● WHAT YOU NEED TO DO: The expected result is a word-for-word copy of the entries, minus any pictures.

● DATA EXCERPTS:
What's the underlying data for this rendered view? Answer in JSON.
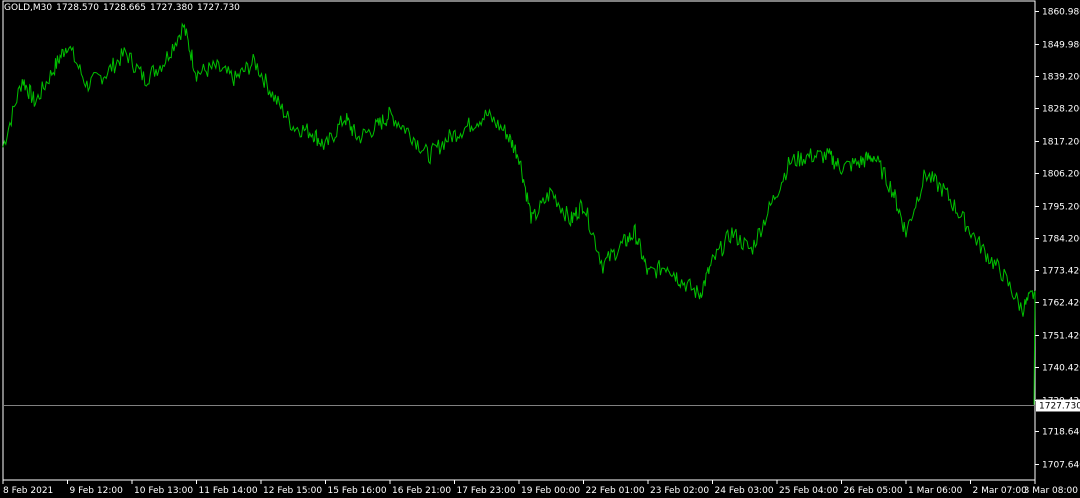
{
  "header": {
    "symbol": "GOLD,M30",
    "open": "1728.570",
    "high": "1728.665",
    "low": "1727.380",
    "close": "1727.730"
  },
  "colors": {
    "background": "#000000",
    "frame": "#ffffff",
    "line": "#00c000",
    "price_line": "#808080",
    "price_tag_bg": "#ffffff",
    "price_tag_text": "#000000",
    "text": "#ffffff"
  },
  "chart_data": {
    "type": "line",
    "title": "",
    "xlabel": "",
    "ylabel": "",
    "ylim": [
      1702.2,
      1864.5
    ],
    "grid": false,
    "y_ticks": [
      "1860.980",
      "1849.980",
      "1839.200",
      "1828.200",
      "1817.200",
      "1806.200",
      "1795.200",
      "1784.200",
      "1773.420",
      "1762.420",
      "1751.420",
      "1740.420",
      "1729.420",
      "1718.640",
      "1707.640"
    ],
    "x_ticks": [
      "8 Feb 2021",
      "9 Feb 12:00",
      "10 Feb 13:00",
      "11 Feb 14:00",
      "12 Feb 15:00",
      "15 Feb 16:00",
      "16 Feb 21:00",
      "17 Feb 23:00",
      "19 Feb 00:00",
      "22 Feb 01:00",
      "23 Feb 02:00",
      "24 Feb 03:00",
      "25 Feb 04:00",
      "26 Feb 05:00",
      "1 Mar 06:00",
      "2 Mar 07:00",
      "3 Mar 08:00"
    ],
    "current_price": 1727.73,
    "current_price_label": "1727.730",
    "series": [
      {
        "x_index": [
          0,
          0.3,
          0.5,
          0.8,
          1,
          1.3,
          1.6,
          1.9,
          2.2,
          2.5,
          2.8,
          3,
          3.3,
          3.6,
          3.9,
          4.2,
          4.5,
          4.8,
          5,
          5.3,
          5.5,
          5.8,
          6,
          6.3,
          6.6,
          6.9,
          7.2,
          7.5,
          7.8,
          8,
          8.2,
          8.5,
          8.8,
          9,
          9.3,
          9.6,
          9.8,
          10,
          10.3,
          10.5,
          10.8,
          11,
          11.3,
          11.6,
          11.9,
          12.2,
          12.5,
          12.8,
          13,
          13.3,
          13.5,
          13.8,
          14,
          14.3,
          14.6,
          14.9,
          15.2,
          15.5,
          15.8,
          16
        ],
        "values": [
          1815,
          1838,
          1830,
          1842,
          1850,
          1836,
          1840,
          1847,
          1838,
          1844,
          1856,
          1840,
          1842,
          1838,
          1844,
          1832,
          1822,
          1820,
          1815,
          1825,
          1818,
          1822,
          1826,
          1820,
          1812,
          1818,
          1822,
          1826,
          1820,
          1812,
          1790,
          1800,
          1790,
          1796,
          1775,
          1782,
          1786,
          1772,
          1775,
          1770,
          1765,
          1776,
          1786,
          1780,
          1795,
          1810,
          1812,
          1812,
          1808,
          1810,
          1812,
          1800,
          1786,
          1806,
          1800,
          1790,
          1780,
          1772,
          1760,
          1766
        ]
      }
    ]
  }
}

● REPLY:
What's the underlying data for this rendered view? Answer in JSON.
{
  "header": {
    "symbol": "GOLD,M30",
    "open": "1728.570",
    "high": "1728.665",
    "low": "1727.380",
    "close": "1727.730"
  },
  "colors": {
    "background": "#000000",
    "frame": "#ffffff",
    "line": "#00c000",
    "price_line": "#808080",
    "price_tag_bg": "#ffffff",
    "price_tag_text": "#000000",
    "text": "#ffffff"
  },
  "chart_data": {
    "type": "line",
    "title": "",
    "xlabel": "",
    "ylabel": "",
    "ylim": [
      1702.2,
      1864.5
    ],
    "grid": false,
    "y_ticks": [
      "1860.980",
      "1849.980",
      "1839.200",
      "1828.200",
      "1817.200",
      "1806.200",
      "1795.200",
      "1784.200",
      "1773.420",
      "1762.420",
      "1751.420",
      "1740.420",
      "1729.420",
      "1718.640",
      "1707.640"
    ],
    "x_ticks": [
      "8 Feb 2021",
      "9 Feb 12:00",
      "10 Feb 13:00",
      "11 Feb 14:00",
      "12 Feb 15:00",
      "15 Feb 16:00",
      "16 Feb 21:00",
      "17 Feb 23:00",
      "19 Feb 00:00",
      "22 Feb 01:00",
      "23 Feb 02:00",
      "24 Feb 03:00",
      "25 Feb 04:00",
      "26 Feb 05:00",
      "1 Mar 06:00",
      "2 Mar 07:00",
      "3 Mar 08:00"
    ],
    "current_price": 1727.73,
    "current_price_label": "1727.730",
    "series": [
      {
        "x_index": [
          0,
          0.3,
          0.5,
          0.8,
          1,
          1.3,
          1.6,
          1.9,
          2.2,
          2.5,
          2.8,
          3,
          3.3,
          3.6,
          3.9,
          4.2,
          4.5,
          4.8,
          5,
          5.3,
          5.5,
          5.8,
          6,
          6.3,
          6.6,
          6.9,
          7.2,
          7.5,
          7.8,
          8,
          8.2,
          8.5,
          8.8,
          9,
          9.3,
          9.6,
          9.8,
          10,
          10.3,
          10.5,
          10.8,
          11,
          11.3,
          11.6,
          11.9,
          12.2,
          12.5,
          12.8,
          13,
          13.3,
          13.5,
          13.8,
          14,
          14.3,
          14.6,
          14.9,
          15.2,
          15.5,
          15.8,
          16
        ],
        "values": [
          1815,
          1838,
          1830,
          1842,
          1850,
          1836,
          1840,
          1847,
          1838,
          1844,
          1856,
          1840,
          1842,
          1838,
          1844,
          1832,
          1822,
          1820,
          1815,
          1825,
          1818,
          1822,
          1826,
          1820,
          1812,
          1818,
          1822,
          1826,
          1820,
          1812,
          1790,
          1800,
          1790,
          1796,
          1775,
          1782,
          1786,
          1772,
          1775,
          1770,
          1765,
          1776,
          1786,
          1780,
          1795,
          1810,
          1812,
          1812,
          1808,
          1810,
          1812,
          1800,
          1786,
          1806,
          1800,
          1790,
          1780,
          1772,
          1760,
          1766
        ]
      }
    ]
  }
}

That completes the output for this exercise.